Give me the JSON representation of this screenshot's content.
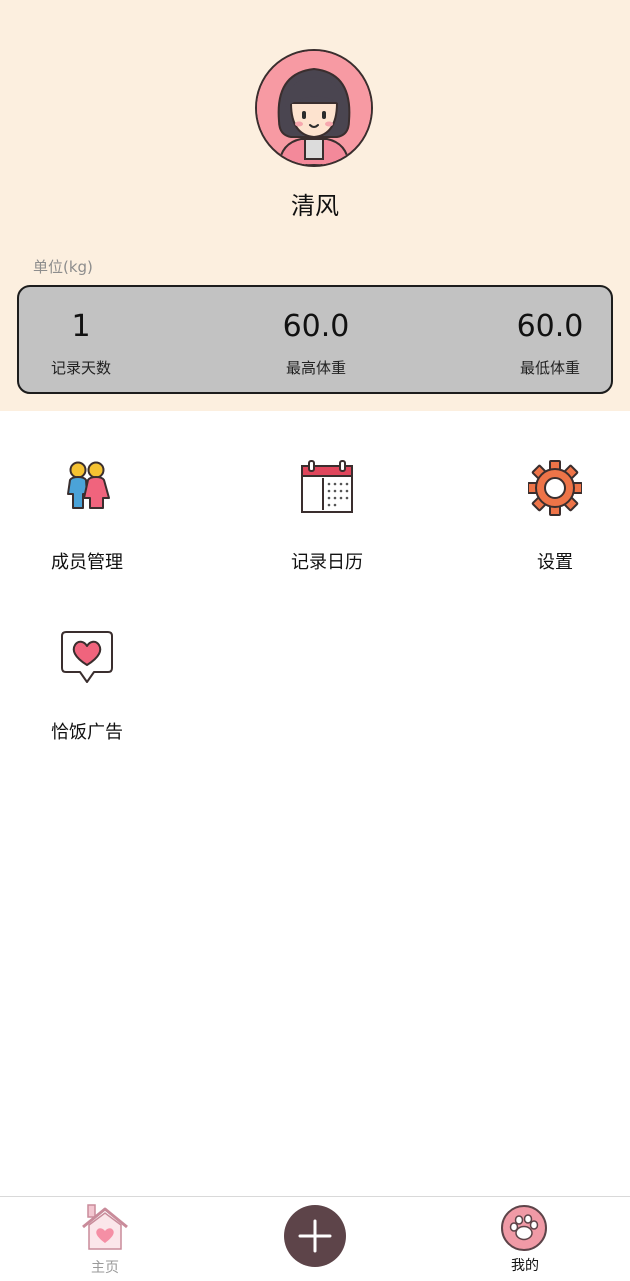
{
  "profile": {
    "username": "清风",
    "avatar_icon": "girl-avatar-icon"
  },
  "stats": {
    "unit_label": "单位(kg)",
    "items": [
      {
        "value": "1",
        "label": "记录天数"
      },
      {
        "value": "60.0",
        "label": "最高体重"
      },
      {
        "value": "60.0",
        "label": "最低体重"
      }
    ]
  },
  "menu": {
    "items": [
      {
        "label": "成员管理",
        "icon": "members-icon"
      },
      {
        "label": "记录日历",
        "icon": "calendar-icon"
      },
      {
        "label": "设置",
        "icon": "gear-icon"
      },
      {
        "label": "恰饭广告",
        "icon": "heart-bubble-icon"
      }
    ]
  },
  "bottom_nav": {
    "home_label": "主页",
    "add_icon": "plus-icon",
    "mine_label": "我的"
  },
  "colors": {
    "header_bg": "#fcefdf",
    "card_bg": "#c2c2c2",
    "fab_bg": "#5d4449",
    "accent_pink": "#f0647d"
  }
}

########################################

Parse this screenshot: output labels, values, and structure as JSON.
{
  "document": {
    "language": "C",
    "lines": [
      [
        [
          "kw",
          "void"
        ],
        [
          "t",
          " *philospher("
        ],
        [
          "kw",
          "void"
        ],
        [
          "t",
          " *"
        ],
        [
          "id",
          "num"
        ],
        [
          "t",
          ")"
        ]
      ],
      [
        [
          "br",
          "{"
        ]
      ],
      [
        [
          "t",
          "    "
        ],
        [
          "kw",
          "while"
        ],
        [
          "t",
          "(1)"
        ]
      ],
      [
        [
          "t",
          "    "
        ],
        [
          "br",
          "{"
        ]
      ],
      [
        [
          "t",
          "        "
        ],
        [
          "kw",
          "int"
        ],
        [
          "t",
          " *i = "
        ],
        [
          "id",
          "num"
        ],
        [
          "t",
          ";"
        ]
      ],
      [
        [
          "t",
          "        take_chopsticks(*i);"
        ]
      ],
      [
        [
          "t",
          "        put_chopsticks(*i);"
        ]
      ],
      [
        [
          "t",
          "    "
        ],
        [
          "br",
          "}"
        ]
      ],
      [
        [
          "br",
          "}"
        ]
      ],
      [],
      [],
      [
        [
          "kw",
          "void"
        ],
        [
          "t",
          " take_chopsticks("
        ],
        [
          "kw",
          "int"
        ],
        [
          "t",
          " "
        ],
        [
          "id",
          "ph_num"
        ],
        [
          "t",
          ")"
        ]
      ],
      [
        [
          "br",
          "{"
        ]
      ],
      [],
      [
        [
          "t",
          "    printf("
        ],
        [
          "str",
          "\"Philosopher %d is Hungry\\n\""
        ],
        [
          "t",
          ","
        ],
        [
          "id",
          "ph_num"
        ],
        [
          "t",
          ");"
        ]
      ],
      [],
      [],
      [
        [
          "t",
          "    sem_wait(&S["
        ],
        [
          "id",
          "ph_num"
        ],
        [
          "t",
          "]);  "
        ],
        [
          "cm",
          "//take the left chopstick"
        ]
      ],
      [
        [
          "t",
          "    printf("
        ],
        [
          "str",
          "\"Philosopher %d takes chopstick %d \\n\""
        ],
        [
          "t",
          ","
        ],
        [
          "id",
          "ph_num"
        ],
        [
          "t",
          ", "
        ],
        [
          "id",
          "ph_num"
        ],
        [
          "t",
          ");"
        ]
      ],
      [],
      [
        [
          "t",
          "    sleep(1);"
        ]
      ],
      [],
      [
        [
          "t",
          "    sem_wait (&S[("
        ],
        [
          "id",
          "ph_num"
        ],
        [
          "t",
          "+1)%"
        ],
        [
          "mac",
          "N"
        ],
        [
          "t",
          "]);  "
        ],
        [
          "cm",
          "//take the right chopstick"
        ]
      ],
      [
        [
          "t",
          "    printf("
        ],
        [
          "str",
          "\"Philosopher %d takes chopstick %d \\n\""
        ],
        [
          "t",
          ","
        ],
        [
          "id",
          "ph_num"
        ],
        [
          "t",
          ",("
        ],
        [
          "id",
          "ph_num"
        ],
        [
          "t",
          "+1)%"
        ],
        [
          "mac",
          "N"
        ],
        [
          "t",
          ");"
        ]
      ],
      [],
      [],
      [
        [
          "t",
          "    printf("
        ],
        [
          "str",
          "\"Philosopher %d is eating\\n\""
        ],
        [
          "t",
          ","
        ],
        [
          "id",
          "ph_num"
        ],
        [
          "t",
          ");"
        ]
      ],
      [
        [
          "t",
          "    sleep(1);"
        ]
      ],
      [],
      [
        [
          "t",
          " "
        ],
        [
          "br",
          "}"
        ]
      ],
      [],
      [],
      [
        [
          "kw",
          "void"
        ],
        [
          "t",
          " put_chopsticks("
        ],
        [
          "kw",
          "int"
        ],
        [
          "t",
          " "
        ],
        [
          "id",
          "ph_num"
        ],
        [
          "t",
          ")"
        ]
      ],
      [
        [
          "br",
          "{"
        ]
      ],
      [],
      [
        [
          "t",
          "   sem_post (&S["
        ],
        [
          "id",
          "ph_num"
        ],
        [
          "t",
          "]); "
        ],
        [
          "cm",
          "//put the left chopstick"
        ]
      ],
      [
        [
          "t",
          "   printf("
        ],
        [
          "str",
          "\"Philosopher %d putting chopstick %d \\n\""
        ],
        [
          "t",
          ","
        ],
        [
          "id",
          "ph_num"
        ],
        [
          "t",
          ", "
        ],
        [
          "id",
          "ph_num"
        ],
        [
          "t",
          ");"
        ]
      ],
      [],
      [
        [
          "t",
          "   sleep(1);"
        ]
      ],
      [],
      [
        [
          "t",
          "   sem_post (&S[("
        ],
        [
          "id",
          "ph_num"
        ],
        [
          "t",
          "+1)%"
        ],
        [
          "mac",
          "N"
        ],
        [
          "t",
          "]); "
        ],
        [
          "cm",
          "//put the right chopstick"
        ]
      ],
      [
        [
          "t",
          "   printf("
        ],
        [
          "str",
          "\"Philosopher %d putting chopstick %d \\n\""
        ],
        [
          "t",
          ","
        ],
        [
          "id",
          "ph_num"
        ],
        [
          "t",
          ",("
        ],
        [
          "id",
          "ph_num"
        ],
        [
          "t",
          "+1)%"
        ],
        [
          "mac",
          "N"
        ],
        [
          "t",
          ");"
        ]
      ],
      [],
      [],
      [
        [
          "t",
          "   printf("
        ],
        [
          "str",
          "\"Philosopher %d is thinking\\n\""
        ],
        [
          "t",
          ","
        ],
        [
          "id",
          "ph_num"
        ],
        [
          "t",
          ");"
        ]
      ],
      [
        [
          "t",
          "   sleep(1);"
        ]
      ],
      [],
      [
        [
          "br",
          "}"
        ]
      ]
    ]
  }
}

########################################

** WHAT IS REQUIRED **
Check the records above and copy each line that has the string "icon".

** OUTPUT BELOW **
    "avatar_icon": "girl-avatar-icon"
        "icon": "members-icon"
        "icon": "calendar-icon"
        "icon": "gear-icon"
        "icon": "heart-bubble-icon"
    "add_icon": "plus-icon",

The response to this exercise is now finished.